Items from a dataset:
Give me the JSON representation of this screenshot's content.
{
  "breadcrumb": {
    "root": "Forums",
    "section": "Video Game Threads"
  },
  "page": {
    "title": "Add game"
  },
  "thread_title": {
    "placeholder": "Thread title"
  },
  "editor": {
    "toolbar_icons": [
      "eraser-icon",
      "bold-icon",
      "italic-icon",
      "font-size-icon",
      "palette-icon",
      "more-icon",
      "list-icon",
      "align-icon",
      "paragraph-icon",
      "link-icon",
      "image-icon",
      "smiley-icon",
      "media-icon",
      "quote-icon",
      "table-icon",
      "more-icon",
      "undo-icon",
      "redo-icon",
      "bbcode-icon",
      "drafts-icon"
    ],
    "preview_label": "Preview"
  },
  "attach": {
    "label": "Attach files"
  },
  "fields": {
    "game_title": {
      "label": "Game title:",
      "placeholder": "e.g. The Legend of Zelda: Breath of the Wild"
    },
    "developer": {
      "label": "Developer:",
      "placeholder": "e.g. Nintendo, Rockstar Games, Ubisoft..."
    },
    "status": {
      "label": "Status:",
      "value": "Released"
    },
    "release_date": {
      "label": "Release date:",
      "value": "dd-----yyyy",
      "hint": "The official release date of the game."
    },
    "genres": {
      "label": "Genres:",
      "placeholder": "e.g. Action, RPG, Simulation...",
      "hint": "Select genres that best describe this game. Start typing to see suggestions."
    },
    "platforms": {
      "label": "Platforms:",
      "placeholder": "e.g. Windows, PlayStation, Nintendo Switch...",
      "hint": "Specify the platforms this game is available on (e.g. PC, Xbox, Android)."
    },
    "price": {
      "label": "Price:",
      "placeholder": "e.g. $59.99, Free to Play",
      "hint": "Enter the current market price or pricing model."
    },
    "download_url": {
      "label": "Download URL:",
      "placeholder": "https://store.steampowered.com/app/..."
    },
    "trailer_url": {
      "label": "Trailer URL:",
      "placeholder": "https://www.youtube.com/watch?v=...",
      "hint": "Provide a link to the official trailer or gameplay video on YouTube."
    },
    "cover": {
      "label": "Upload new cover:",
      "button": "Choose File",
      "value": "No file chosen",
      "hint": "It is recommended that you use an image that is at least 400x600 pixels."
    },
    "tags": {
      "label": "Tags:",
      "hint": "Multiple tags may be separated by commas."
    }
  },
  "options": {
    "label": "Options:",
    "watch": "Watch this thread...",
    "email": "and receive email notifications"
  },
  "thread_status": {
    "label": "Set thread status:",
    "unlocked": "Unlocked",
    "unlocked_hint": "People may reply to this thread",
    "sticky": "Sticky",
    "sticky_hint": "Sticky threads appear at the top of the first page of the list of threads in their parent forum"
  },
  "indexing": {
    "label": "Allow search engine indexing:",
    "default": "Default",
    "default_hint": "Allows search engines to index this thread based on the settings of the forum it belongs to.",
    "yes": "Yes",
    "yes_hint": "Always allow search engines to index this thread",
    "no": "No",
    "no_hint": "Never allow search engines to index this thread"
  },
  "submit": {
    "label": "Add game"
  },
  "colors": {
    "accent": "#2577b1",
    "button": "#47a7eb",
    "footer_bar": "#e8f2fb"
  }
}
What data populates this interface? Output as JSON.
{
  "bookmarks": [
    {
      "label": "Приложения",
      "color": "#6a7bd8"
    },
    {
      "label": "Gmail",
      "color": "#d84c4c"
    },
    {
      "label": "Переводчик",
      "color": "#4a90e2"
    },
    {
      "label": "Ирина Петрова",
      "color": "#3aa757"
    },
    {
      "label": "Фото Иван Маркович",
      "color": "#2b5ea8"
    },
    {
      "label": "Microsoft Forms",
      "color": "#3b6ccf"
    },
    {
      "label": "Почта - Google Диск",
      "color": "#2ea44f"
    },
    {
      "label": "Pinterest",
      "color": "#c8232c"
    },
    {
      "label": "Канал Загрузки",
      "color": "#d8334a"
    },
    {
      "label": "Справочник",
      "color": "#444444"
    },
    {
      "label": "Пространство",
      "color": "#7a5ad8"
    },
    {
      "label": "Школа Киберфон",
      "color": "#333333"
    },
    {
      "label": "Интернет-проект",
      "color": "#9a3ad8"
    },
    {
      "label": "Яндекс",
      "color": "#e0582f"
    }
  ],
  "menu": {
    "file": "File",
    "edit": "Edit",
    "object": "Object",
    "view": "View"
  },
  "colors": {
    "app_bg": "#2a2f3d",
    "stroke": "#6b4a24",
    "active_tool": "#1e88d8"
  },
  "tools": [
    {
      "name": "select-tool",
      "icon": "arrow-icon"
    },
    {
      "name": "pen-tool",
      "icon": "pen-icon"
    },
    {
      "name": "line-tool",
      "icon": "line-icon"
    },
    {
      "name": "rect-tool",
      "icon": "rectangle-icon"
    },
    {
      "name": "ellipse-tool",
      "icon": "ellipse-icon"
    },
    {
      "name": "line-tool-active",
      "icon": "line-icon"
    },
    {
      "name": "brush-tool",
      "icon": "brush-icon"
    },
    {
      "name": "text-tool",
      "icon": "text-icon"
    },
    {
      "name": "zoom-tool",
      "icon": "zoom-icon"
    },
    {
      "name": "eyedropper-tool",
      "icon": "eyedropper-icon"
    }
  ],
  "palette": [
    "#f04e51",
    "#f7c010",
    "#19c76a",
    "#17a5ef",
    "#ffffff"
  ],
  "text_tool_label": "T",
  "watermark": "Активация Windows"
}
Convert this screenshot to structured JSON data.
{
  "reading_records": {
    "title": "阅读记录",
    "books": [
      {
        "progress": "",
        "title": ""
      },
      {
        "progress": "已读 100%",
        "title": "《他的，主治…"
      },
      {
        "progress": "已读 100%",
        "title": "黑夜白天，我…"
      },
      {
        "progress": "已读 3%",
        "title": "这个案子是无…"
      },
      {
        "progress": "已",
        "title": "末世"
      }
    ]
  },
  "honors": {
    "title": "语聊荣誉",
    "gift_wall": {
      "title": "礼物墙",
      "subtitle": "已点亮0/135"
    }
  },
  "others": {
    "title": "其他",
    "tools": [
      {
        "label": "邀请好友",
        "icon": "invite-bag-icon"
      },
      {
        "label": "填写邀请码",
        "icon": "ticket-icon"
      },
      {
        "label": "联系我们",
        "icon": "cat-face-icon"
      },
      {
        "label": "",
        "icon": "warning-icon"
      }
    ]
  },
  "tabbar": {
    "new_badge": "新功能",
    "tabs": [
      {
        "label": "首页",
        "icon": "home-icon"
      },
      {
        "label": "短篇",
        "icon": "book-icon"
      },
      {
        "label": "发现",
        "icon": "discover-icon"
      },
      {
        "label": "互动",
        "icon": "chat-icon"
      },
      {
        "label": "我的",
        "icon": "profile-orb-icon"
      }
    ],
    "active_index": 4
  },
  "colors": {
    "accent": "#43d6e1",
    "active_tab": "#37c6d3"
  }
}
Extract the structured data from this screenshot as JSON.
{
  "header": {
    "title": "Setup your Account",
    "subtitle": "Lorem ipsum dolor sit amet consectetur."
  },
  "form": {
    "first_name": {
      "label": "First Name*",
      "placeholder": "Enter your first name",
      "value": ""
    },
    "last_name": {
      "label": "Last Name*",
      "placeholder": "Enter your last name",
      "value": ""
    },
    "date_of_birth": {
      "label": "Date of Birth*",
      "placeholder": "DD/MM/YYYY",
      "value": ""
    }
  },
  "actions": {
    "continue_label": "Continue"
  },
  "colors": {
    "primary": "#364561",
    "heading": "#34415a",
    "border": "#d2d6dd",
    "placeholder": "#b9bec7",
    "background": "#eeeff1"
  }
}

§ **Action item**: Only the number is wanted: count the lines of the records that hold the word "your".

§ **Exercise output**: 3